When Sexual Abuse is Suspected

There has been much discussion here and elsewhere about the outrage we all feel towards the way sexual abuse has been handled by the Torah world in the past. There has certainly been a ‘keep it quiet’ mentality in the Torah world that has helped perpetuate years and even decades of some of the most disgusting abuse by sexual predators. This has exposed ...and continues to expose innocent children to attacks.

And there has yet to be sufficient attention paid to it, in my view. By far. But I think that the following recommendations should stand out as a very minimum response to the situation we find ourselves in. This will not solve the problem but it will help. The following are not my words. They are the words of a religious psychiatrist (modified slightly to simplify). They are Psak Halacha. I agree with these words and present them with a sense of great urgency.

One must report allegations of child abuse (sexual or physical) when one is aware of it, (even if this means that the child might be places in a Gentile foster home).

If a child or infant is brought to a hospital with symptoms of sexual abuse... it is prohibited, after an investigation, to return him to his home. It is obligatory for the doctor to inform the courts, and with an order from the court, place the child with a foster parent or agency. There is no problem of informing. This is permitted even if they will place the child, due to no choice, with a family or agency that is secular.

It is permitted for the doctor to inform the authorities even if it is possible that the child will be placed with a family or agency that is not Jewish...

Sexual abuse (of either boys or girls) is no different than physical abuse. There is no difference between boys and girls since one is dealing with a seriously life wounding event and a danger to the public... one certainly must report this matter to the school administration and if nothing is done, even to the police.

I would only add that if nothing is done, the lag time between reporting it to the school and reporting to the police should be of very short duration… perhaps not more than a few days.

Is there anyone that could agree with this?
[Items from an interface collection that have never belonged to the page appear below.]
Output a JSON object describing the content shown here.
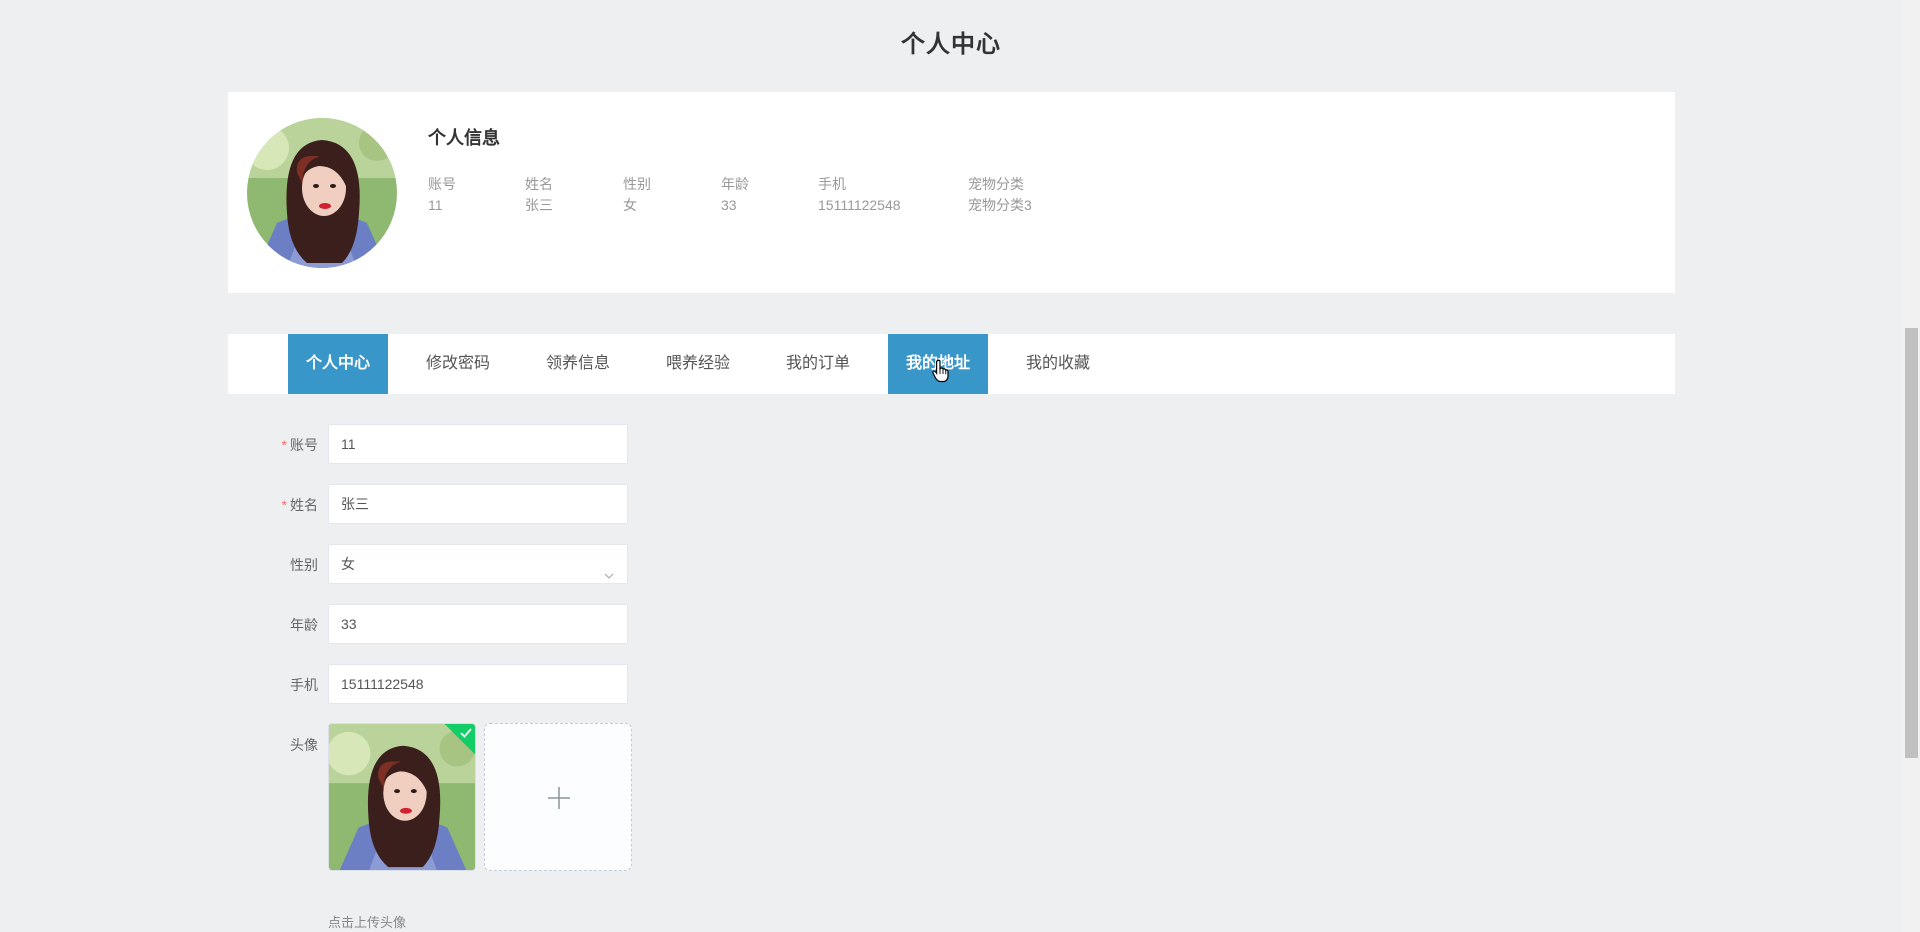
{
  "page": {
    "title": "个人中心"
  },
  "info": {
    "title": "个人信息",
    "fields": [
      {
        "label": "账号",
        "value": "11"
      },
      {
        "label": "姓名",
        "value": "张三"
      },
      {
        "label": "性别",
        "value": "女"
      },
      {
        "label": "年龄",
        "value": "33"
      },
      {
        "label": "手机",
        "value": "15111122548"
      },
      {
        "label": "宠物分类",
        "value": "宠物分类3"
      }
    ]
  },
  "tabs": [
    {
      "label": "个人中心",
      "active": true
    },
    {
      "label": "修改密码",
      "active": false
    },
    {
      "label": "领养信息",
      "active": false
    },
    {
      "label": "喂养经验",
      "active": false
    },
    {
      "label": "我的订单",
      "active": false
    },
    {
      "label": "我的地址",
      "active": true
    },
    {
      "label": "我的收藏",
      "active": false
    }
  ],
  "form": {
    "account": {
      "label": "账号",
      "required_mark": "*",
      "value": "11"
    },
    "name": {
      "label": "姓名",
      "required_mark": "*",
      "value": "张三"
    },
    "gender": {
      "label": "性别",
      "value": "女"
    },
    "age": {
      "label": "年龄",
      "value": "33"
    },
    "phone": {
      "label": "手机",
      "value": "15111122548"
    },
    "avatar": {
      "label": "头像",
      "tip": "点击上传头像"
    }
  },
  "icons": {
    "dropdown": "chevron-down-icon",
    "upload": "plus-icon",
    "success": "check-icon",
    "cursor": "hand-pointer-icon"
  },
  "colors": {
    "accent": "#3896c8",
    "background": "#eeeff1",
    "required": "#f56c6c",
    "success": "#13ce66"
  }
}
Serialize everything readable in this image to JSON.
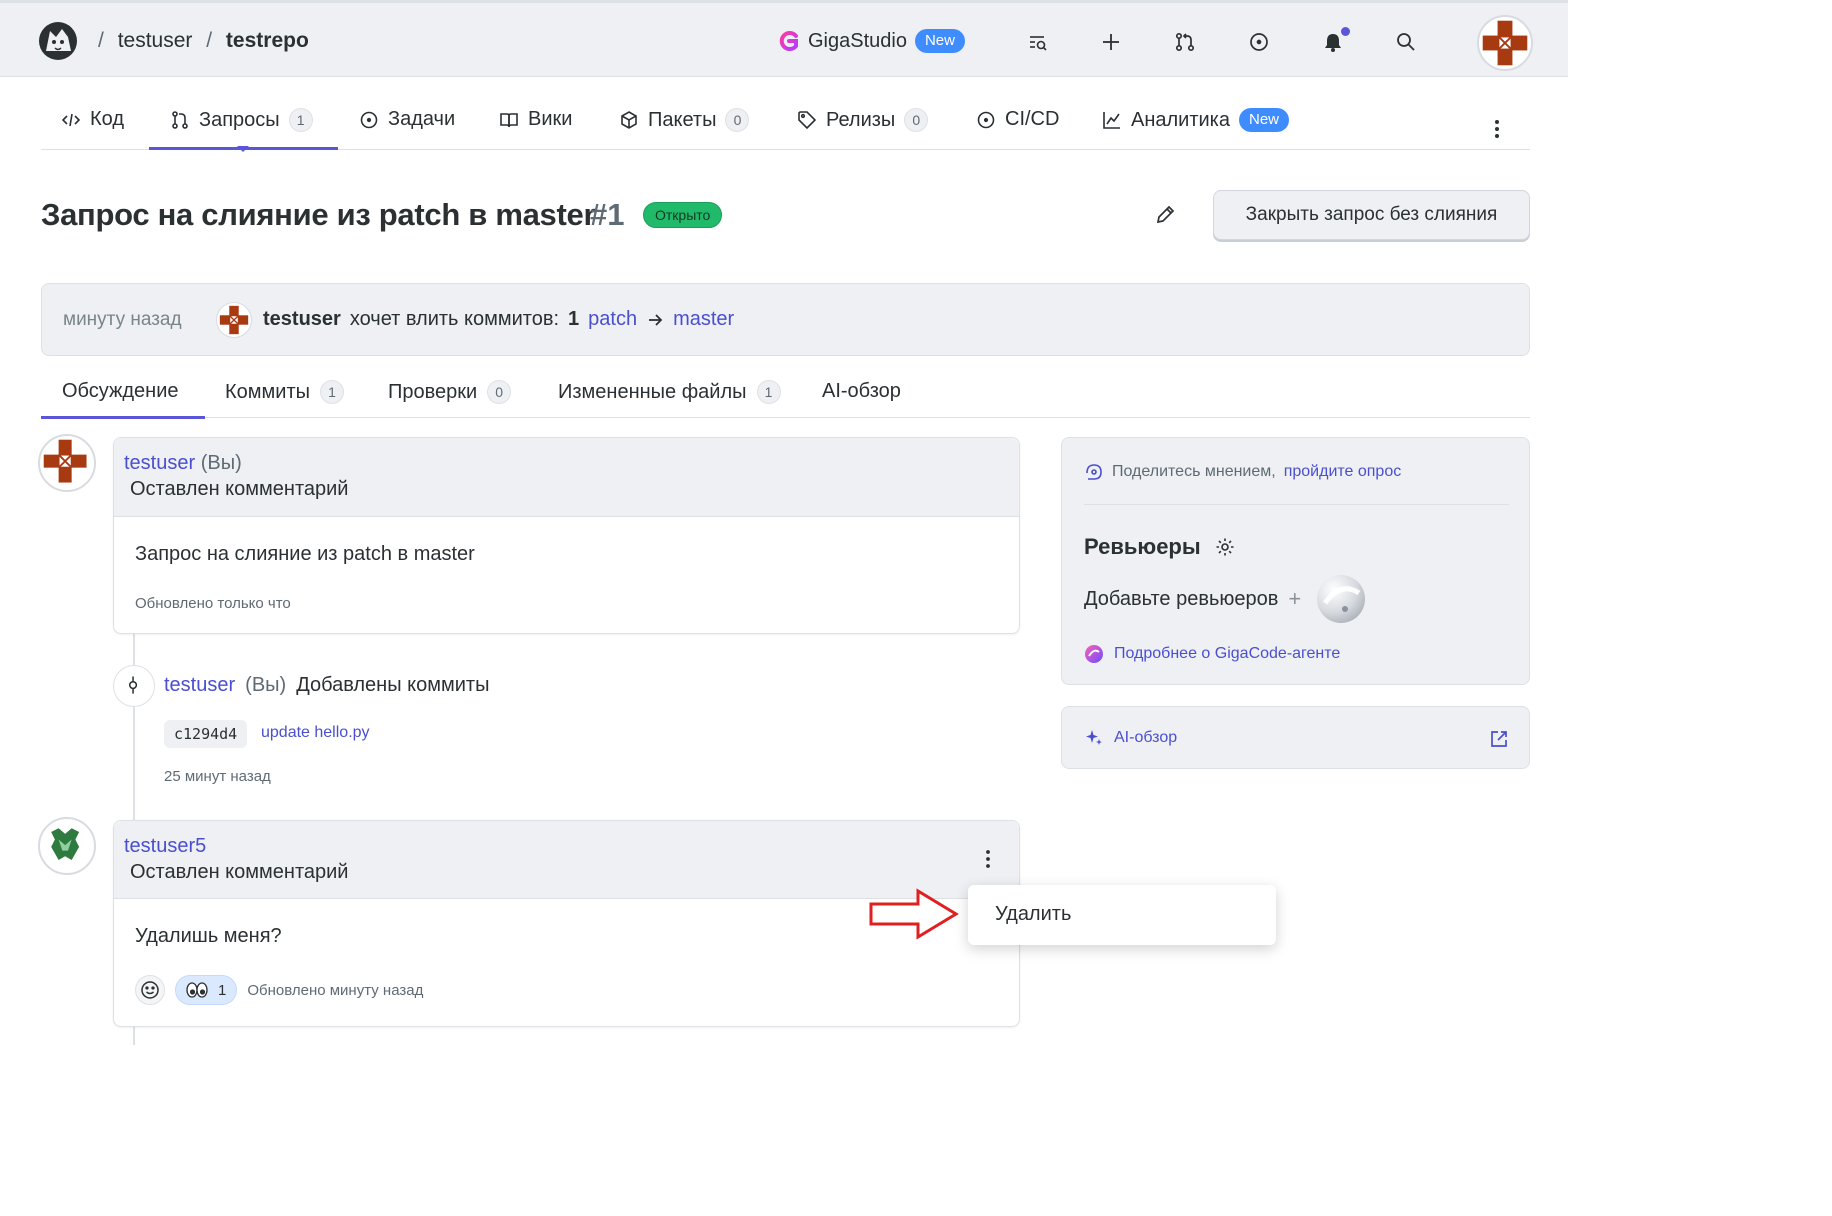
{
  "topbar": {
    "owner": "testuser",
    "repo": "testrepo",
    "product": "GigaStudio",
    "product_badge": "New",
    "icons": [
      "search-list-icon",
      "plus-icon",
      "pull-request-icon",
      "issue-icon",
      "bell-icon",
      "search-icon",
      "avatar"
    ]
  },
  "repo_tabs": [
    {
      "label": "Код",
      "icon": "code-icon"
    },
    {
      "label": "Запросы",
      "count": "1",
      "icon": "pull-request-icon",
      "active": true
    },
    {
      "label": "Задачи",
      "icon": "issue-icon"
    },
    {
      "label": "Вики",
      "icon": "book-icon"
    },
    {
      "label": "Пакеты",
      "count": "0",
      "icon": "package-icon"
    },
    {
      "label": "Релизы",
      "count": "0",
      "icon": "tag-icon"
    },
    {
      "label": "CI/CD",
      "icon": "cicd-icon"
    },
    {
      "label": "Аналитика",
      "badge": "New",
      "icon": "chart-icon"
    }
  ],
  "pr": {
    "title": "Запрос на слияние из patch в master",
    "number": "#1",
    "status": "Открыто",
    "close_button": "Закрыть запрос без слияния"
  },
  "info": {
    "time": "минуту назад",
    "user": "testuser",
    "text": "хочет влить коммитов:",
    "count": "1",
    "from_branch": "patch",
    "to_branch": "master"
  },
  "discussion_tabs": [
    {
      "label": "Обсуждение",
      "active": true
    },
    {
      "label": "Коммиты",
      "count": "1"
    },
    {
      "label": "Проверки",
      "count": "0"
    },
    {
      "label": "Измененные файлы",
      "count": "1"
    },
    {
      "label": "AI-обзор"
    }
  ],
  "comment1": {
    "user": "testuser",
    "you": "(Вы)",
    "action": "Оставлен комментарий",
    "text": "Запрос на слияние из patch в master",
    "updated": "Обновлено только что"
  },
  "commit_event": {
    "user": "testuser",
    "you": "(Вы)",
    "action": "Добавлены коммиты",
    "sha": "c1294d4",
    "message": "update hello.py",
    "time": "25 минут назад"
  },
  "comment2": {
    "user": "testuser5",
    "action": "Оставлен комментарий",
    "text": "Удалишь меня?",
    "reaction_count": "1",
    "updated": "Обновлено минуту назад"
  },
  "dropdown": {
    "delete": "Удалить"
  },
  "sidebar": {
    "survey_text": "Поделитесь мнением,",
    "survey_link": "пройдите опрос",
    "reviewers_title": "Ревьюеры",
    "add_reviewers": "Добавьте ревьюеров",
    "gigacode_link": "Подробнее о GigaCode-агенте",
    "ai_review": "AI-обзор"
  },
  "colors": {
    "accent": "#5b55d9",
    "link": "#4a4fcf",
    "open_badge": "#21ba6b",
    "new_badge": "#3f8cff",
    "arrow": "#e02020"
  }
}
This is the correct perspective for any Torah Jew to have. Our starting point should always be from the perspective of the victim. Their welfare should be our foremost concern. All else is at best secondary.